  • "The reappearance of Supernova Refsdal and its implications on the Hubble constant" is a scientific paper authored by a team of esteemed researchers, including Patrick L. Kelly, Steven Rodney, Tommaso Treu, Masamune Oguri, Wenlei Chen, Adi Zitrin, Simon Birrer, Vivien Bonvin, Luc Dessart, Jose M. Diego, Alexei V. Filippenko, Ryan J. Foley, Daniel Gilman, Jens Hjorth, Mathilde Jauzac, Kaisey Mandel, Martin Millon, Justin Pierel, Keren Sharon, Stephen Thorp, Liliya Williams, Tom Broadhurst, Alan Dressler, Or Graur, Saurabh Jha, Curtis McCully, Marc Postman, Kasper Borello Schmidt, Brad E. Tucker, and Anja von der Linden.

  • The publication date is May 11, 2023, and it was published in the journal Science with the DOI: 10.1126/science.abh1322.

  • Another relevant paper, "Time Delay and Magnification Measurements of the Splendid Five Images of Supernova Refsdal," authored by Patrick L. Kelly, Steven Rodney, Tommaso Treu, Simon Birrer, Vivien Bonvin, Luc Dessart, Ryan J. Foley, Alexei V. Filippenko, Daniel Gilman, Saurabh Jha, Jens Hjorth, Kaisey Mandel, Martin Millon, Justin Pierel, Stephen Thorp, Adi Zitrin, Tom Broadhurst, Wenlei Chen, Jose M. Diego, Alan Dressler, Or Graur, Mathilde Jauzac, Matthew A. Malkan, Curtis McCully, Masamune Oguri, Marc Postman, Kasper Borello Schmidt, Keren Sharon, Brad E. Tucker, Anja von der Linden, and Joachim Wambsganss, was published on the same date in The Astrophysical Journal. Its DOI is 10.3847/1538-4357/ac4ccb.

  • This groundbreaking research received primary funding from NASA through the Space Telescope Science Institute, as well as support from the National Science Foundation.
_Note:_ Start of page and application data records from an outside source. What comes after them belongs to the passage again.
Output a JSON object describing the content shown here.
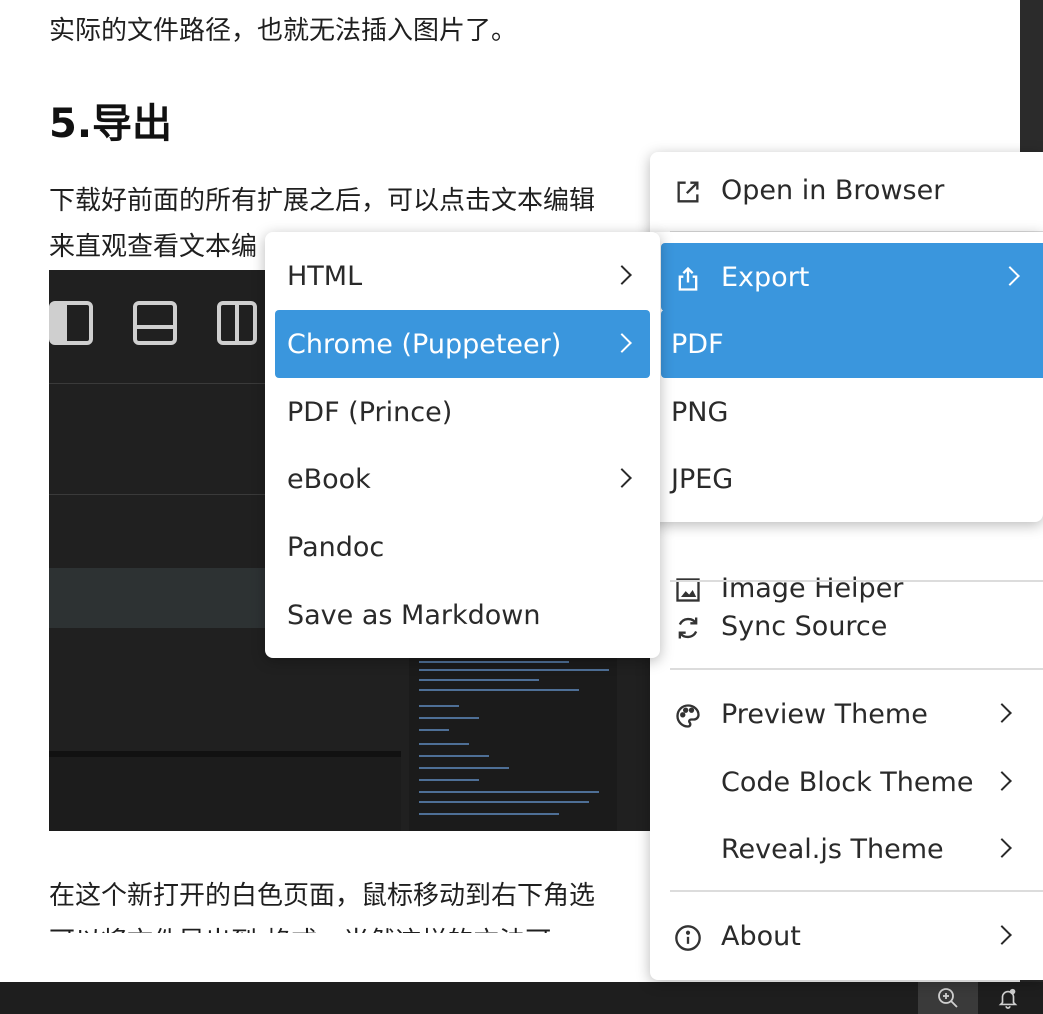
{
  "document": {
    "line_top": "实际的文件路径，也就无法插入图片了。",
    "heading": "5.导出",
    "para1_line1": "下载好前面的所有扩展之后，可以点击文本编辑",
    "para1_line2": "来直观查看文本编",
    "para2_line1": "在这个新打开的白色页面，鼠标移动到右下角选",
    "para2_line2": "可以将文件导出到    格式。当然这样的方法可"
  },
  "context_menu": {
    "items": [
      {
        "label": "Open in Browser",
        "icon": "open-external-icon"
      },
      {
        "label": "Export",
        "icon": "share-export-icon",
        "has_submenu": true,
        "selected": true
      },
      {
        "label": "Image Helper",
        "icon": "image-icon"
      },
      {
        "label": "Sync Source",
        "icon": "sync-icon"
      },
      {
        "label": "Preview Theme",
        "icon": "palette-icon",
        "has_submenu": true
      },
      {
        "label": "Code Block Theme",
        "has_submenu": true
      },
      {
        "label": "Reveal.js Theme",
        "has_submenu": true
      },
      {
        "label": "About",
        "icon": "info-icon",
        "has_submenu": true
      }
    ]
  },
  "export_submenu": {
    "items": [
      {
        "label": "HTML",
        "has_submenu": true
      },
      {
        "label": "Chrome (Puppeteer)",
        "has_submenu": true,
        "selected": true
      },
      {
        "label": "PDF (Prince)"
      },
      {
        "label": "eBook",
        "has_submenu": true
      },
      {
        "label": "Pandoc"
      },
      {
        "label": "Save as Markdown"
      }
    ]
  },
  "chrome_submenu": {
    "items": [
      {
        "label": "PDF",
        "selected": true
      },
      {
        "label": "PNG"
      },
      {
        "label": "JPEG"
      }
    ]
  },
  "statusbar": {
    "icons": [
      "zoom-in-icon",
      "notification-bell-icon"
    ]
  },
  "colors": {
    "selection": "#3a96dd",
    "statusbar": "#1e1e1e",
    "menu_bg": "#ffffff"
  }
}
  • In addition to Patrick L. Kelly, the research team comprised scholars from various esteemed institutions such as the Minnesota Institute for Astrophysics at the University of Minnesota, the University of South Carolina, the University of California, Los Angeles, Stanford University, the Swiss Federal Institute of Technology Lausanne, Sorbonne University, the University of California, Berkeley, the University of Toronto, Rutgers University, the University of Copenhagen, the University of Cambridge, the Kavli Institute for Cosmology, Ben-Gurion University of the Negev, the University of the Basque Country, the University of Cantabria, Consejo Superior de Investigaciones Cientificas (the Spanish National Research Council), the Observatories of the Carnegie Institution for Science, the University of Portsmouth, Durham University, the University of California, Santa Barbara, the University of Tokyo, the Space Telescope Science Institute, the Leibniz Institute for Astrophysics Potsdam, the University of Michigan, Australian National University, Stony Brook University, Heidelberg University, and Chiba University.